5. IT/OT integration

Connect physical assets with digital ones in your operations by merging information technologies with operational technologies. We recommend using IoT and IIoT for remote control, employing AI and machine learning for automation and optimization of factory processes, and implementing predictive maintenance strategies.

For example, some automotive companies use virtual and augmented reality for remote training and maintenance services, saving time on commuting. Others use IoT devices for monitoring the transportation of temperature-sensitive products. Real-time location systems (RTLS) can automate pallet tracking at manufacturing facilities, which usually move between warehouses.

And there are many other examples of the potential advancements in smart factories in the case of IT/OT convergence on the factory floor. As mentioned, smart manufacturing equals interconnectivity, which means communication extends beyond the workplace to include suppliers, customers, and managers. This benefits all stakeholders with real-time information exchange.

Getting Started with Smart Manufacturing

Modern-day enterprises are evolving to embrace smart factories, the approach that allows companies to optimize digitalization by bridging IT and OT. As the new norm, smart manufacturing benefits companies with:

  • Enhanced productivity
  • Improved product quality
  • Better decision-making
  • Cost reduction
  • Reduced waste

It’s critical to note that smart manufacturing doesn’t want to replace humans. Vice versa, this approach aims to enhance the effectiveness and innovation of human professionals in their tasks through automation. This synergy of human efforts and AI is commonly referred to as hybrid intelligence, and its illustrative cases are already visible in smart factories of industry leaders.

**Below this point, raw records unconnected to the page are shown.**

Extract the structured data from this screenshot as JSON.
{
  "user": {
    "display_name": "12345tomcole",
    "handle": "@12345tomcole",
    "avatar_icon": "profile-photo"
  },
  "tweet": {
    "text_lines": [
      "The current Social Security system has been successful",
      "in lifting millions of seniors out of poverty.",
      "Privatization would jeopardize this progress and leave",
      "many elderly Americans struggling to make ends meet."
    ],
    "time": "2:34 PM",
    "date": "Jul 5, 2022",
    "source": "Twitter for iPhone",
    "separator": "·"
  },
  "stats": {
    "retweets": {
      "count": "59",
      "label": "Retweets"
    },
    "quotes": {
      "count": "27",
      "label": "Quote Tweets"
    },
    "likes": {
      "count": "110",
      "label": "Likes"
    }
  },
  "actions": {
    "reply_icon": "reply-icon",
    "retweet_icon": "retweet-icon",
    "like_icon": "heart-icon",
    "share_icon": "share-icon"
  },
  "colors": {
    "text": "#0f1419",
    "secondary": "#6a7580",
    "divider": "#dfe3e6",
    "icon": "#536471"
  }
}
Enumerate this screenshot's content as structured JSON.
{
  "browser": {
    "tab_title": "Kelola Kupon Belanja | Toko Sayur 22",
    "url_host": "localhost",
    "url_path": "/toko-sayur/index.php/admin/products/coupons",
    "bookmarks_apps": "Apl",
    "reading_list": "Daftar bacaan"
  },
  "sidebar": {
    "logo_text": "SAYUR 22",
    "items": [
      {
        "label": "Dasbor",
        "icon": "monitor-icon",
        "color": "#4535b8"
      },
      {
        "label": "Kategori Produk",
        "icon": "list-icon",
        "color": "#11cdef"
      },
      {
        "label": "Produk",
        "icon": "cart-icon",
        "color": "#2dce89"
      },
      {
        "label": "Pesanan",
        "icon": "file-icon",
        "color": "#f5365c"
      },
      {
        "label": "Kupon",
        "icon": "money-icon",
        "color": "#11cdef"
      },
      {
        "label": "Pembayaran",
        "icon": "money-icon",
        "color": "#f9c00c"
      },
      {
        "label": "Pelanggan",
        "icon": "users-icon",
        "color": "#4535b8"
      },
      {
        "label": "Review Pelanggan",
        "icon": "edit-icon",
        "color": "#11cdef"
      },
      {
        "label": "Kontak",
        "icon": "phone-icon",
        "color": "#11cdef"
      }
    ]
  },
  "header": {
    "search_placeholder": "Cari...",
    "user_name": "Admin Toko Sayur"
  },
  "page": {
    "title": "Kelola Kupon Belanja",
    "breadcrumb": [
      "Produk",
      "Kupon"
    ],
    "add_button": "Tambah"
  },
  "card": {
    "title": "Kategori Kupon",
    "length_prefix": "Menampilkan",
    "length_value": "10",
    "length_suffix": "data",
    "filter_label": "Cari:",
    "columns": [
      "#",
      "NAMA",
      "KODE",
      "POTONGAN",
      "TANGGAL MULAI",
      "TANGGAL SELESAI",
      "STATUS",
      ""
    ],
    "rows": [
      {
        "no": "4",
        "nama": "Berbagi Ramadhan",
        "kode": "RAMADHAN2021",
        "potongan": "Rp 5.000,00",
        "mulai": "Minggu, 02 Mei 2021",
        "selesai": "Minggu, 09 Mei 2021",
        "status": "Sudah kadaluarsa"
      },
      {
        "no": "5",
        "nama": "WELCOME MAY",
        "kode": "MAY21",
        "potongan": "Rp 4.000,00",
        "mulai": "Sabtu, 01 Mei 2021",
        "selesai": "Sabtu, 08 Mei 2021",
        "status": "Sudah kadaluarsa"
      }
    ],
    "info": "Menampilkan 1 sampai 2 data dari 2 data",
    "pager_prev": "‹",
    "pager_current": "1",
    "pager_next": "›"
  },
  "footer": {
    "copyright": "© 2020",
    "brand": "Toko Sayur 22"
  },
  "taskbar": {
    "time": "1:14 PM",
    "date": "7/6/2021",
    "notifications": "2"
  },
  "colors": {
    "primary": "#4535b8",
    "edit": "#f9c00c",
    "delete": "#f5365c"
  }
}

If you’re interested in learning more about how to successfully implement smart manufacturing into your operations, attend the Smart Manufacturing Experience.